Thus far this series, Charlie Manuel has gotten the best of Joe Torre. Torre's decision to start 21-year-old Clayton Kershaw in Game 1 over experienced veteran Randy Wolf? Questionable. His decision to let Kershaw try to work his way out of trouble during that game? Unbelieveable.
But Torre is a wise baseball man, and following his Dodgers' 11-0 pasting at the hands of the Phillies in Game 3, he dropped a little knowledge that could very well turn out to be prescient.
"They scored 11 runs," Torre said, "but they only beat us once."
If the Phillies had maintained the 1-0 lead they took into the eighth inning of Game 2, this series would be over. As it is, they only lead 2-1, and they are expected to finish the final two games of this three-game home set against a pair of starters who have given them trouble in the past -- Randy Wolf tonight, and Vicente Padilla in Game 5 on Monday.
If you've watched this team with any regularity over the past couple of seasons, you'll know that often times a big offensive outburst is an epilogue, rather than a prelude.
During the 2009 regular season, the Phillies scored 10 runs or more in 18 games. But in the games following those offensive outbursts, they went just 9-9, and scored fewer than five runs on 10 occasions.
Apart from Hiroki Kuroda, who had not started in 20 days and obviously was not ready to pitch in a cold postseason game, Wolf is the pitcher who, in my opinion, matched up best against the Phillies heading into this series.

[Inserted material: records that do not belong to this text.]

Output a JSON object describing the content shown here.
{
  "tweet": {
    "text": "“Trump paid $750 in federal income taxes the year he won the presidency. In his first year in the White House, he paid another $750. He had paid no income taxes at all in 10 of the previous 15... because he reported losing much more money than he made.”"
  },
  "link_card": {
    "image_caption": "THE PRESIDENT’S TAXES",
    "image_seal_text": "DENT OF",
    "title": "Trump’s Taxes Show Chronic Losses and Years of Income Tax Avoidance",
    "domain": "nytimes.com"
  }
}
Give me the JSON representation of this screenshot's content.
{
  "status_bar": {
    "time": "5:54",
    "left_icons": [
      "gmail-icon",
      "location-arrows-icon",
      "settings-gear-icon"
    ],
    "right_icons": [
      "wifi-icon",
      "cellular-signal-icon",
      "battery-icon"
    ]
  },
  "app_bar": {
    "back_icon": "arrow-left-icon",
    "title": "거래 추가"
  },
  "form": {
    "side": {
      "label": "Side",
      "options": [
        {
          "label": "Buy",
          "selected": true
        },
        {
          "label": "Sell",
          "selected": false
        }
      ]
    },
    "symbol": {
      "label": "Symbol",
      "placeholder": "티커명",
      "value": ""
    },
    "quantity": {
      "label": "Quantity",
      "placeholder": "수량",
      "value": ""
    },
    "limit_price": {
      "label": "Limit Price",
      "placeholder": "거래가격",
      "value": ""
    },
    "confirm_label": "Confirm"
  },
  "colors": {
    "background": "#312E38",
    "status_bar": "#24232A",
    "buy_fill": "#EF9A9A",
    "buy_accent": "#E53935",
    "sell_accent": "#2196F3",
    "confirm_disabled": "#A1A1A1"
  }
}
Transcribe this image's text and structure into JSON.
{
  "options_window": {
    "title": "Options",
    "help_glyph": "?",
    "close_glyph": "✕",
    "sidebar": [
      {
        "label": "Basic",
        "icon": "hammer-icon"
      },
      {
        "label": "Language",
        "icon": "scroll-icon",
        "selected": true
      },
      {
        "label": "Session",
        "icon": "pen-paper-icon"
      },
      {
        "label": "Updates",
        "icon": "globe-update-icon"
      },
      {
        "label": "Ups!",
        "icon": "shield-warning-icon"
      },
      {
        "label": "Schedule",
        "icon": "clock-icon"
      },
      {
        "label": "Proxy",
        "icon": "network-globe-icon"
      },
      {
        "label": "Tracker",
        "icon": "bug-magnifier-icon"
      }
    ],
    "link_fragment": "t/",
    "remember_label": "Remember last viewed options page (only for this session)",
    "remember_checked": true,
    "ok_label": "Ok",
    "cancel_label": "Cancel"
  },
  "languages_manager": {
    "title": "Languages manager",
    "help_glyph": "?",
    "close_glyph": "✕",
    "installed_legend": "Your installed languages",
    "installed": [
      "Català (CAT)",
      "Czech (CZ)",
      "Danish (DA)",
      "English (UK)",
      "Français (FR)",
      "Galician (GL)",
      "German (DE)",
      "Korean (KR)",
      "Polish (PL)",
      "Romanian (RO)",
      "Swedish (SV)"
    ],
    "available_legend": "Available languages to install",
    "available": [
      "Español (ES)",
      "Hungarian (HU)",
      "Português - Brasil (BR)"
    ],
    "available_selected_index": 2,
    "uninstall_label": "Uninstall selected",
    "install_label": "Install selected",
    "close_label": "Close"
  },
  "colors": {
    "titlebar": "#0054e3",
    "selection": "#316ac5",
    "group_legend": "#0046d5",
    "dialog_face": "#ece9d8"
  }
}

Wolf will provide an interesting change of pace for a Phillies line-up that has faced three hard-throwers in the first three games of this series. Wolf's fastball has averaged 89 miles an hour this season, according to FanGraphs.com, but he throws three different off-speed pitches -- a curveball, slider and change-up.
Kuroda, whom the Phillies faced last night, throws mostly a low 90's fastball mixed with a slider. Kerhsaw, whom they faced in Game 1, throws his mid-90's fastball 70 percent of the time, relying mostly on a plus curveball to fill the void (Kershaw does occasionally throw a change-up and slider.
Wolf, however, has the type of repetoire that has given the Phillies problems in the past. Ryan Howard and Chase Utley are a combined 2-for-17 with one extra base hit and eight strikeouts in their careers off of him.
So if numbers are any indication -- sometimes they are, sometimes they aren't -- the Phillies might not be able to rely on Howard, who set an MLB record last night by driving in a run for the seventh consecutive postseason game.
The Phillies recipe for offensive success tonight? Either power from the bottom of the order, or RBIs from the top, or hope that Wolf struggles with his command and is forced to throw more fastballs than he would like.
Senor Octubre, Carlos Ruiz, is 4-for-6 with a home run in his career off of Wolf. Pedro Feliz, who hit an RBI triple last night, is 5-for-17 with three home runs. Jimmy Rollins and Shane Victorino are a combined 6-for-15 with two home runs off of Wolf.
In my opinion, the two biggest offensive keys tonight are Victorino and Rollins and what they end up doing with their RBI opportunities.
At the start of the series, I predicted the Phillies would win in six games. My thinking was that they'd handle Kershaw and Padilla, then lose a low-scoring game against Kuroda, then suffer a no-doubt-about-it loss against Wolf, before rebounding to win Games 5 and 6.
That scenarios - exchanging the Kuroda and Padilla games - still seems most likely to me. This Dodgers team is much more mentally tough than the one the Phillies faced last season. I wouldn't be surprised to see L.A. win the next two, although the cold and the crowd will make it ough on them, and take this series to seven games.
Of course, Joe Blanton can off-set this projection by pitching a gem tonight, setting them up to win in 5.
Should be fun.